Toward the end of last winter Sue and I began thinking a lot harder about water conservation. Three years in a row of dry conditions, and the draining of one of our largest local reservoirs for an urgent seismic retrofit project, made the specter of drought very real. And indeed state-wide the situation is dire. Both of us had been practicing energy and water conservation in our home(s) since even before we had met. This was one of the common links that Sue and I have always shared; our deep concerns about environmental causes. Since being married and sharing a common household we have been evolving our techniques for how to live greener, and to practice conservation. But considering the bleak outlook for our local water situation this winter, we refused to behave like sheep and ignore the situation like most people seem to be doing. We decided that we needed to go way beyond our usual efforts. But we needed a way to help save water without spending a lot of money for a fancy new water system.
You can read about our solution in a post I did last March entitled Low Tech Grey Water. One of the links in that post doesn’t work anymore, but the information there is still good. I also did a follow up entitled Water Conservation Tips and Update. To be honest, using a system like this is not much fun. Its tedious carting water around in buckets like a couple of dusty pilgrims. But we do it out of passion.

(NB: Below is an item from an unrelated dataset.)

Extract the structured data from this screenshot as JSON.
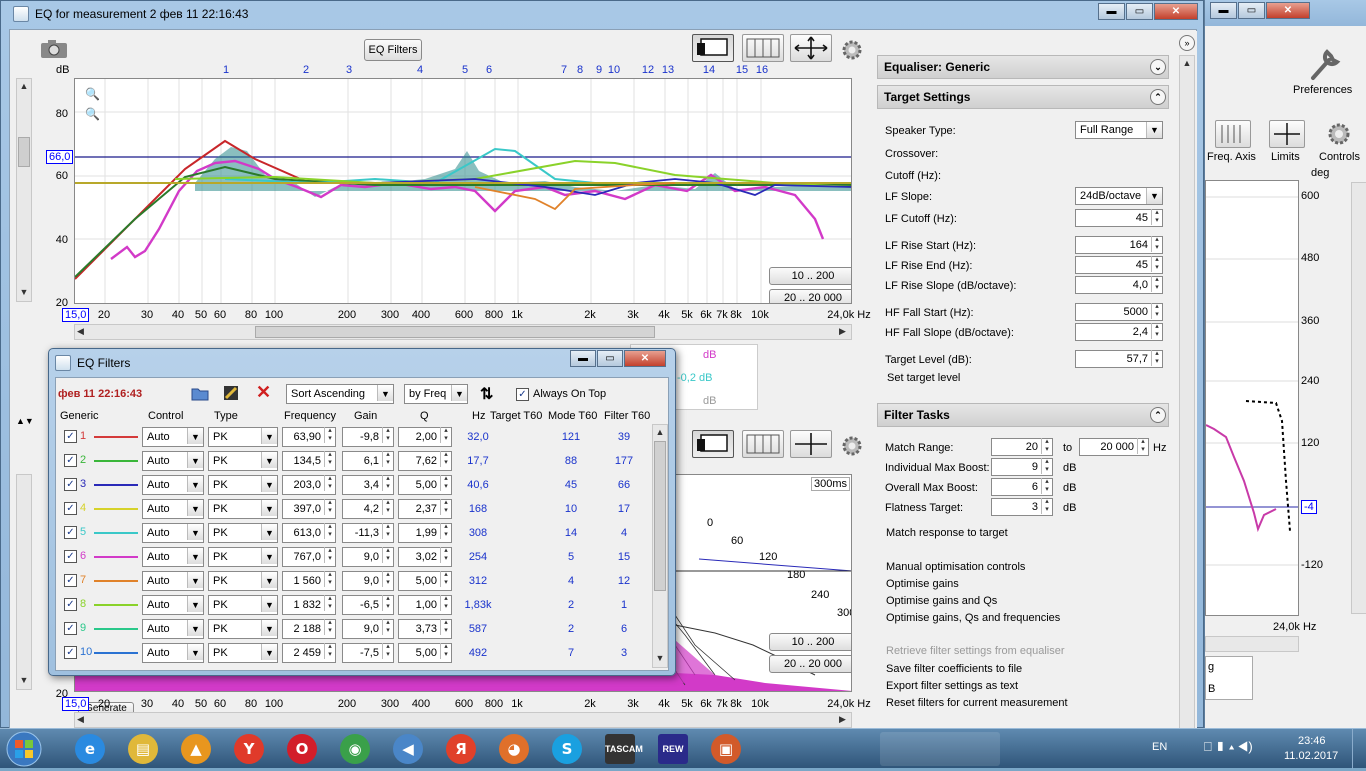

Recently we got our first water bill that would reflect the full impact of our efforts, so we can now place a precise number on our efforts in order to make them tangible. No more speculation. And that number it 58%. Meaning a 58% savings in total water usage compared to the same time frame last year. Not too shabby considering that we really thought we were saving water before.
It would be easy to think that all this effort is useless, or backward, or that its undignified and demeaning. In our society we seem to have a this tendency to view ourselves as modern contemporary individuals who would not stoop to such things, or accept a different standard of living than we have been taught to believe is our birthright. After all we own a computer, a cell phone, and a car-nav, why should we lower ourselves to manually bail water? I completely disagree with these kinds of sentiments, and I think our results prove that everyone can in fact make a difference if they choose to.
So how much impact will our efforts have in the grand scheme of things? The truth is; probably very little. Unless a lot of people start getting serious, the impact will continue to be very small. And honestly, even if everybody did their level best to save water in their homes, it would never be enough to save agriculture from severe impact. It is after all, agri-business that is by far the largest consumer of our states water. They will need to learn how to save a lot more, and how to protect the environment at the same time. Perhaps agriculture as a whole is really just a big polluter, and needs to be cut back. But in any case, I still think its worth it. I plan to demonstrate with my lifestyle exactly what drives my passion. We need to rein in unfettered agriculture, practice conservation, and tear down O’Shaughnessy Dam, and Restore Hetch Hetchy to its natural state. That’s the ticket.